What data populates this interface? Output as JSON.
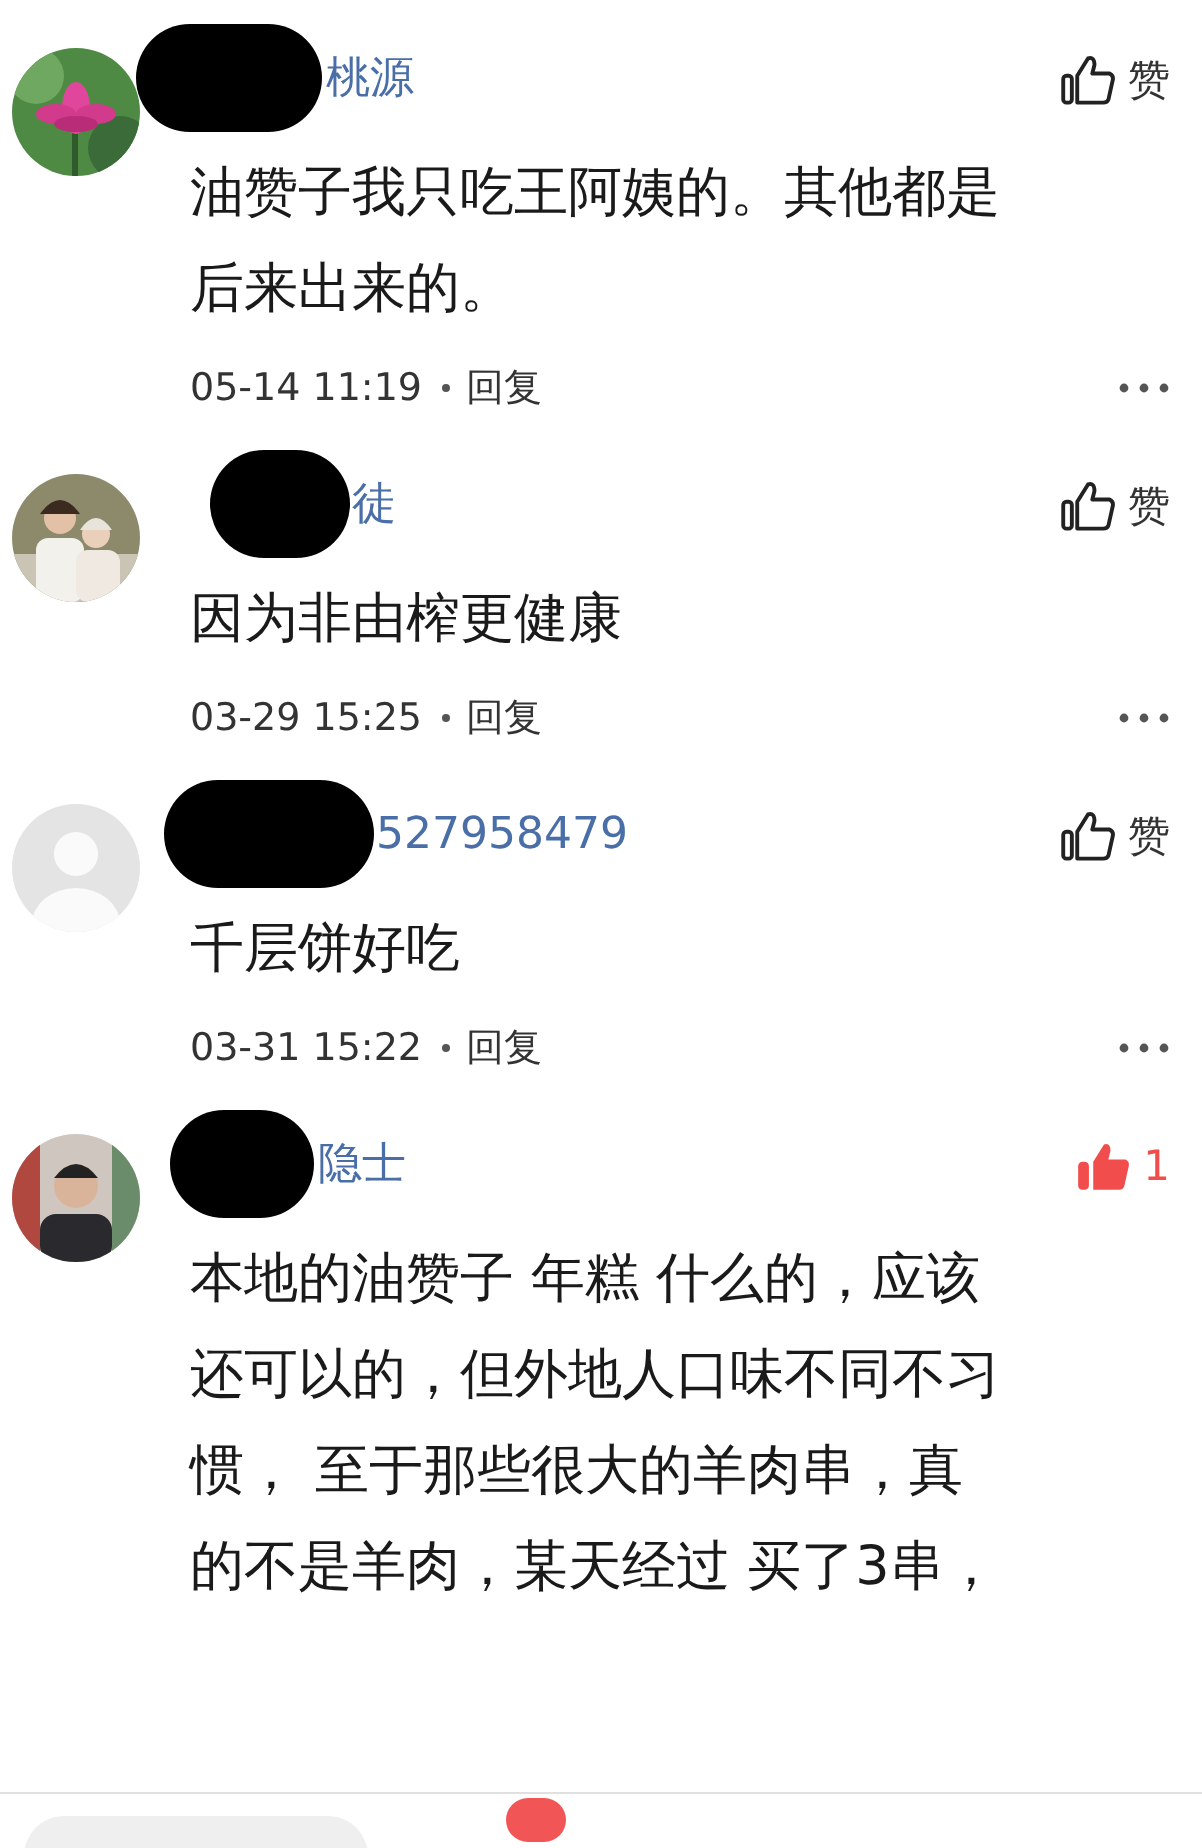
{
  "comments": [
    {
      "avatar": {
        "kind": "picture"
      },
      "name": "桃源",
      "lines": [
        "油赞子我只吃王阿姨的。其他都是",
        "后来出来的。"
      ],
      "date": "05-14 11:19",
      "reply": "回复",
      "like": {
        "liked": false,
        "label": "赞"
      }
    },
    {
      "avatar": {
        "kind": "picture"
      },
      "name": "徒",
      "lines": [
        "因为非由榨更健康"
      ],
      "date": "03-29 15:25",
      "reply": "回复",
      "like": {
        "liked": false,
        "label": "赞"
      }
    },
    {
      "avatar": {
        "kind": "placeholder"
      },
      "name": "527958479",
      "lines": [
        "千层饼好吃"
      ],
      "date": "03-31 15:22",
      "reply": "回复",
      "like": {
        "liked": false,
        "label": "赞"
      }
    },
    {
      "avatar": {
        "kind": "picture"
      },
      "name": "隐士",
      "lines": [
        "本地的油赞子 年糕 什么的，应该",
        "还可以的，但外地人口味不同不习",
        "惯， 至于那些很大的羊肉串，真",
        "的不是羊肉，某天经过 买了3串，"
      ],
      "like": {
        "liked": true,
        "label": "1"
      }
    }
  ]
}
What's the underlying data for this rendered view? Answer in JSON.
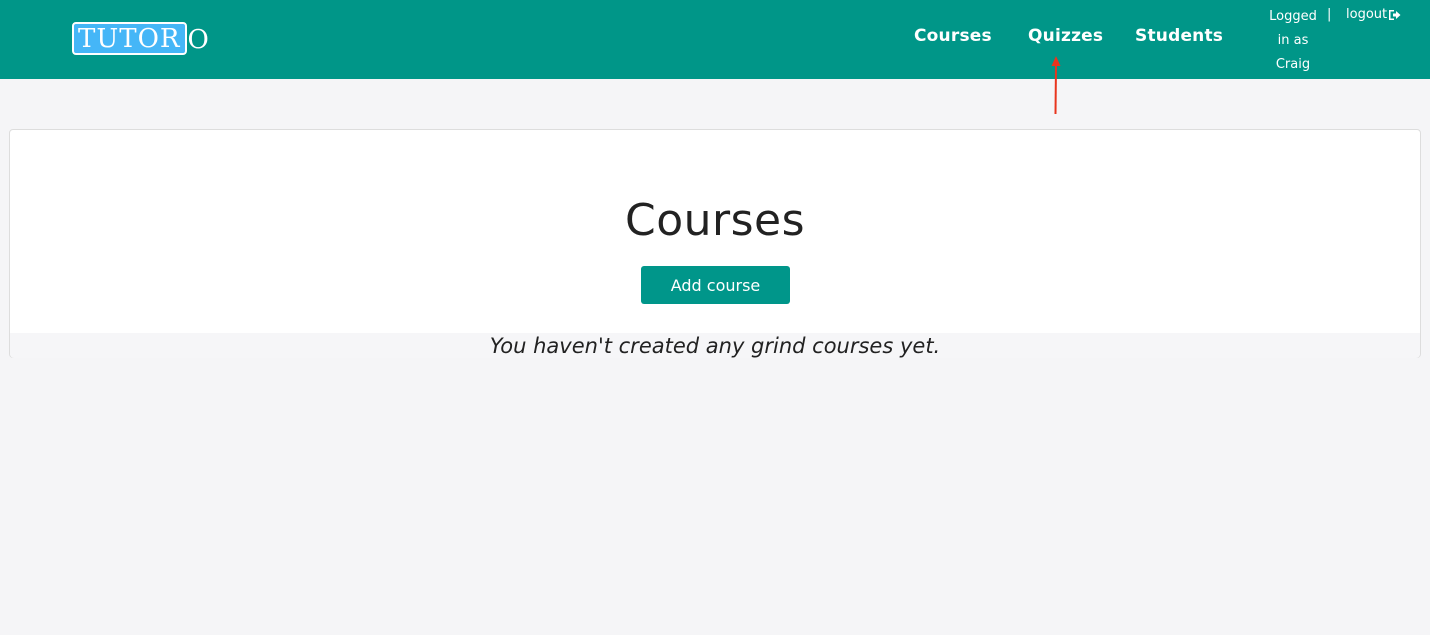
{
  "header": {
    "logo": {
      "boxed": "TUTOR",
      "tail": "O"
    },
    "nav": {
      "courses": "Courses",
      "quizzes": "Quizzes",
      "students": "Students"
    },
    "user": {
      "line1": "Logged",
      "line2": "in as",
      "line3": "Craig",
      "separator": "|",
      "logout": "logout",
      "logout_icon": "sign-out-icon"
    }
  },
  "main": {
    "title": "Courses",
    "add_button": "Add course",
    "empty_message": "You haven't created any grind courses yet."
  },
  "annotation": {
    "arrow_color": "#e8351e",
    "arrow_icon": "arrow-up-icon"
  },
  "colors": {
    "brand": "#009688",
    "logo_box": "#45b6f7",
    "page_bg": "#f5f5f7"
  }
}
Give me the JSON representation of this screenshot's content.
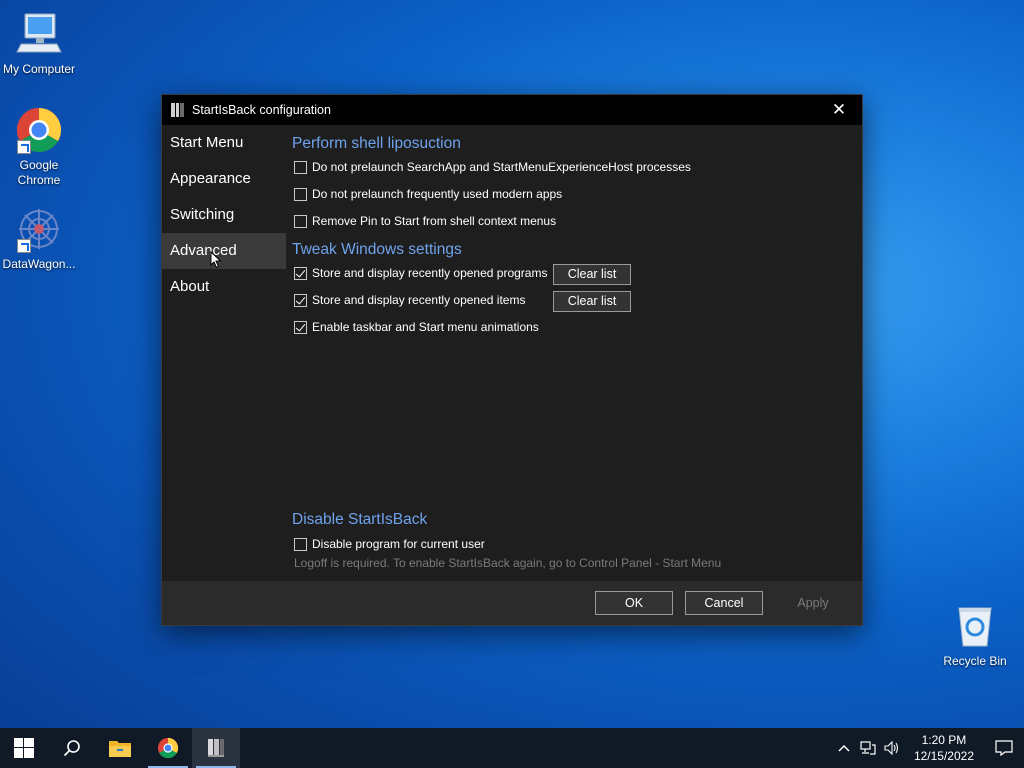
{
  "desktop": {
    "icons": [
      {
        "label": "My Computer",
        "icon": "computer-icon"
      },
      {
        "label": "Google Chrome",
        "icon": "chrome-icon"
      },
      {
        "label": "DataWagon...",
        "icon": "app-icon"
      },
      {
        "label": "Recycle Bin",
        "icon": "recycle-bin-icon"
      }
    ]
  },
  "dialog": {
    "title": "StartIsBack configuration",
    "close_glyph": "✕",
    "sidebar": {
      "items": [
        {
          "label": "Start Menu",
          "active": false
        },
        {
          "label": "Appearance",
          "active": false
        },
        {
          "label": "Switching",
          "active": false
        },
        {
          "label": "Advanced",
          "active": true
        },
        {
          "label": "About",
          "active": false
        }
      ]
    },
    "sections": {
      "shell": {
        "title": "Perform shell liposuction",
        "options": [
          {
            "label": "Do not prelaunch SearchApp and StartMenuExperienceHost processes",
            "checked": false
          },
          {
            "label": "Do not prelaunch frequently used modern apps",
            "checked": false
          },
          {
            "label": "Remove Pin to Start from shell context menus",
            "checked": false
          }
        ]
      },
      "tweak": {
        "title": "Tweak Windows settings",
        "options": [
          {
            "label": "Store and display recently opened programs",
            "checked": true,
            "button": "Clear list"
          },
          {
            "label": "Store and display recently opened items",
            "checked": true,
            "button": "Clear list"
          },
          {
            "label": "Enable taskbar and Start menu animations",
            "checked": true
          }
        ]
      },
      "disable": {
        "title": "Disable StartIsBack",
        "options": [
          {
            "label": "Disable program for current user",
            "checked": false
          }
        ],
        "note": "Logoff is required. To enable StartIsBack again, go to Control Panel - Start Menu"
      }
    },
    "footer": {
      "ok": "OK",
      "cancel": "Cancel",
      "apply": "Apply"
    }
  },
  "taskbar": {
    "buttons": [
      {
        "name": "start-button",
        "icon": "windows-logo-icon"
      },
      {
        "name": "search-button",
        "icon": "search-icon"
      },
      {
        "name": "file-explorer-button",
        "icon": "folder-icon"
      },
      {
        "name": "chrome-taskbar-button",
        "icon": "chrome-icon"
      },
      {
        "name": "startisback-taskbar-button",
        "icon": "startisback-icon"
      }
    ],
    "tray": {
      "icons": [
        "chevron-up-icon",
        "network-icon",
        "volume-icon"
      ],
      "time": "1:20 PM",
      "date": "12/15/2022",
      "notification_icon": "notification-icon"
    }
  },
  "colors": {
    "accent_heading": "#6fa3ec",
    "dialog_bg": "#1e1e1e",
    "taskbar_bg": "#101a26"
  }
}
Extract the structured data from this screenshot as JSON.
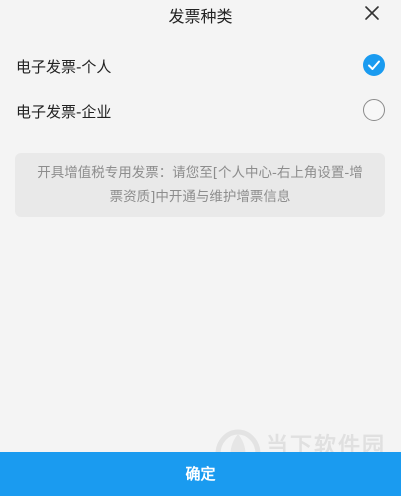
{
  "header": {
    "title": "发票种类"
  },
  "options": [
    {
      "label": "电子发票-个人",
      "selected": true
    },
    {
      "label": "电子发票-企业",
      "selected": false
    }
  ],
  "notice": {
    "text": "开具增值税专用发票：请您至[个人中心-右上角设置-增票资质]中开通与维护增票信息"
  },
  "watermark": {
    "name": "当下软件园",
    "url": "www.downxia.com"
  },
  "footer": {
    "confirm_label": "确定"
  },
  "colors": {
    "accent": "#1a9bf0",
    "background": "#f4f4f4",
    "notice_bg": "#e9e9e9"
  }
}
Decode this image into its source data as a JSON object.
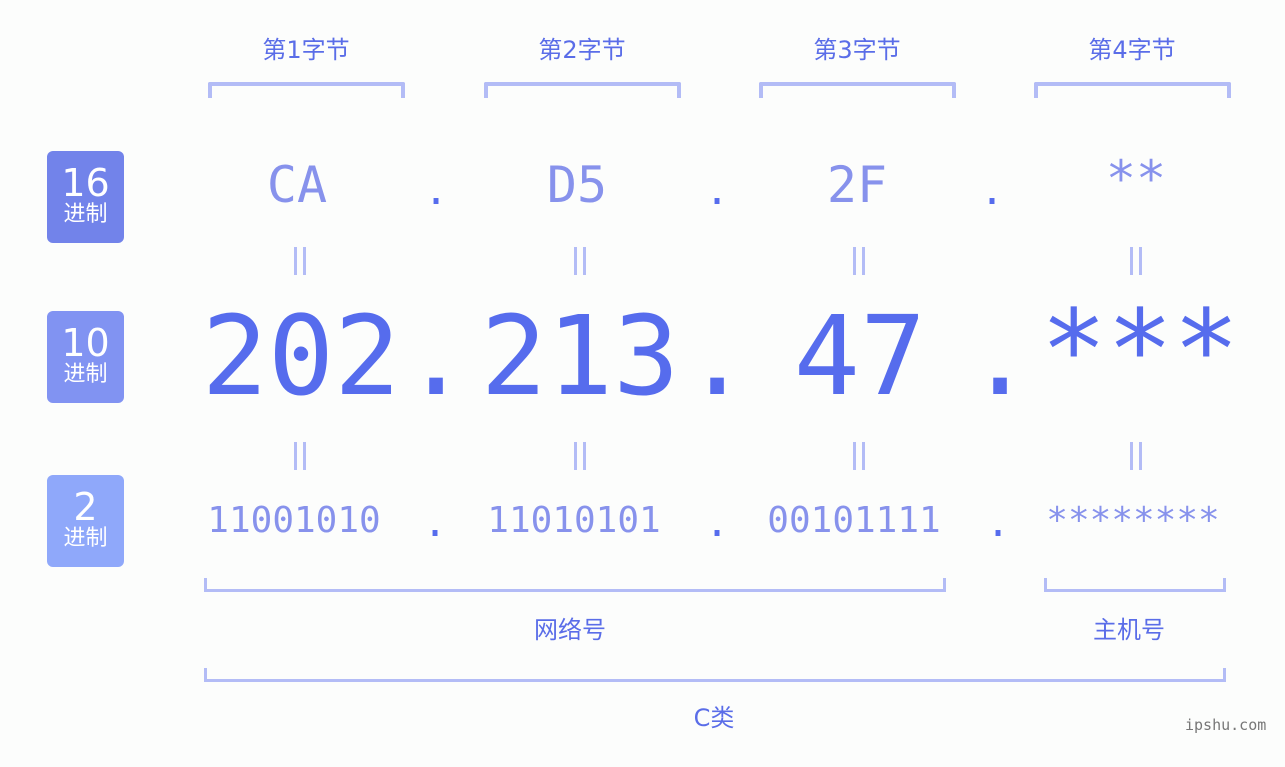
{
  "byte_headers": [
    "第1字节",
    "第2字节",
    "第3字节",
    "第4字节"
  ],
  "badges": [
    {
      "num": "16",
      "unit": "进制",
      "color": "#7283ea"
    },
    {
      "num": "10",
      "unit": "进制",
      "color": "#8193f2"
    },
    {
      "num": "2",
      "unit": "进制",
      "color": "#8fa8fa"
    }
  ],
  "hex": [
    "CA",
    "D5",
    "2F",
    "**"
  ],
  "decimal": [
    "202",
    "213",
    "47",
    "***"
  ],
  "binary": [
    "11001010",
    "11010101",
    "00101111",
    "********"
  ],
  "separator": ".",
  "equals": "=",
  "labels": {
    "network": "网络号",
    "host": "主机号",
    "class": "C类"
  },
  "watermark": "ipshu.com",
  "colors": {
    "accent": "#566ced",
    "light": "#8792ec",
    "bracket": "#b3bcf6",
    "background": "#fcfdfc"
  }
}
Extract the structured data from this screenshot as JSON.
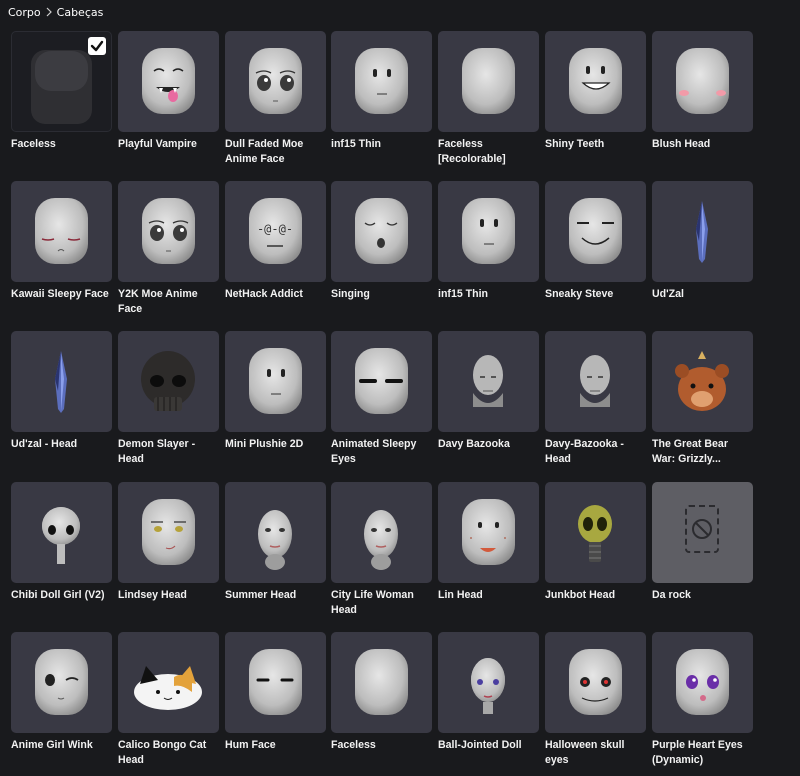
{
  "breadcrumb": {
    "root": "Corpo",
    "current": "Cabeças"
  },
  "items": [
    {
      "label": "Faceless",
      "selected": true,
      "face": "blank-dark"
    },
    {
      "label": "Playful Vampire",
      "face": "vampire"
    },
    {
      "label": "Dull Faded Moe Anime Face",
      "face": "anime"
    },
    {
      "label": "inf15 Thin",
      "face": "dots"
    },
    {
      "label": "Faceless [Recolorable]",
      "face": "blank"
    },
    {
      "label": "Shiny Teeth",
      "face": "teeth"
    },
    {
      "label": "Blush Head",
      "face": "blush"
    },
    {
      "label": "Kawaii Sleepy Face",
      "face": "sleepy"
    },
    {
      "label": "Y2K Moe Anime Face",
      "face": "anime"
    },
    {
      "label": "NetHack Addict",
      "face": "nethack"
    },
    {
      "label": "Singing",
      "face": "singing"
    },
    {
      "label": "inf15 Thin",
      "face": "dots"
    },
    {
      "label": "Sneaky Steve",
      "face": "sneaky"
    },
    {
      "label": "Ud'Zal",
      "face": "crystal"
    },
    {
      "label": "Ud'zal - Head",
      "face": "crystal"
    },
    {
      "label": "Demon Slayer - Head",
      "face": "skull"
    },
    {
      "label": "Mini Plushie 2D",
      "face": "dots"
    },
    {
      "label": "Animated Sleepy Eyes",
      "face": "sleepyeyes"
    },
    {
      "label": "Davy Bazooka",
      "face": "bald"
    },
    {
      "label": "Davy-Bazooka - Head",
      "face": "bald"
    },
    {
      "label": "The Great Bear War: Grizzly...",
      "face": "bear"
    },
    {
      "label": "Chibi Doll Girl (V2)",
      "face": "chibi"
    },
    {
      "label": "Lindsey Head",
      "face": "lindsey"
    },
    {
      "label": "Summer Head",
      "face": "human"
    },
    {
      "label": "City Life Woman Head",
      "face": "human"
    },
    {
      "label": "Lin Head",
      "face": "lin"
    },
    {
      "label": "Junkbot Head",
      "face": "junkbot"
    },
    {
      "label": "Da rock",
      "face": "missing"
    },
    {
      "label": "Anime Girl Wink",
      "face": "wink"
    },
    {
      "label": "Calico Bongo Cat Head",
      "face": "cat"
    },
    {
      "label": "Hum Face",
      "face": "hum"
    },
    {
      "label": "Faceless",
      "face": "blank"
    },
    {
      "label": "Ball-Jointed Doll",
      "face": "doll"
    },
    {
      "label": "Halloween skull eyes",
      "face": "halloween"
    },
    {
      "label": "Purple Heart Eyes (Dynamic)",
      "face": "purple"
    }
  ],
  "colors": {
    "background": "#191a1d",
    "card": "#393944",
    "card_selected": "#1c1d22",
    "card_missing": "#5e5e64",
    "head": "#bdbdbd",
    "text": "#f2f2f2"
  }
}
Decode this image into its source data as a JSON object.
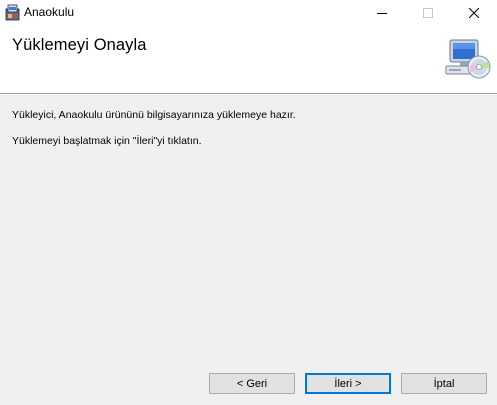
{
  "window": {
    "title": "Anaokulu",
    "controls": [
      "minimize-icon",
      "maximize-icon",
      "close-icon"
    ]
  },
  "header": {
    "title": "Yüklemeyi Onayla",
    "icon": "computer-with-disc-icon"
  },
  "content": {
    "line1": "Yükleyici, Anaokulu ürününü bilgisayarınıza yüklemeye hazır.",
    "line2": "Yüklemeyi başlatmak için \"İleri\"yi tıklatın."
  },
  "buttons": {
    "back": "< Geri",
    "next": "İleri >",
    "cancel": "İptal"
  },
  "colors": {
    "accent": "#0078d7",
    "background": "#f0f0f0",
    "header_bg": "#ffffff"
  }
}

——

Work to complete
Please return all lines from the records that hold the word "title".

Output of the exercise
    "title": "Courses",
    "title": "StartIsBack configuration",
        "title": "Perform shell liposuction",
        "title": "Tweak Windows settings",
        "title": "Disable StartIsBack",
    "title": "发票种类"
    "title": "Anaokulu",
    "title": "Yüklemeyi Onayla",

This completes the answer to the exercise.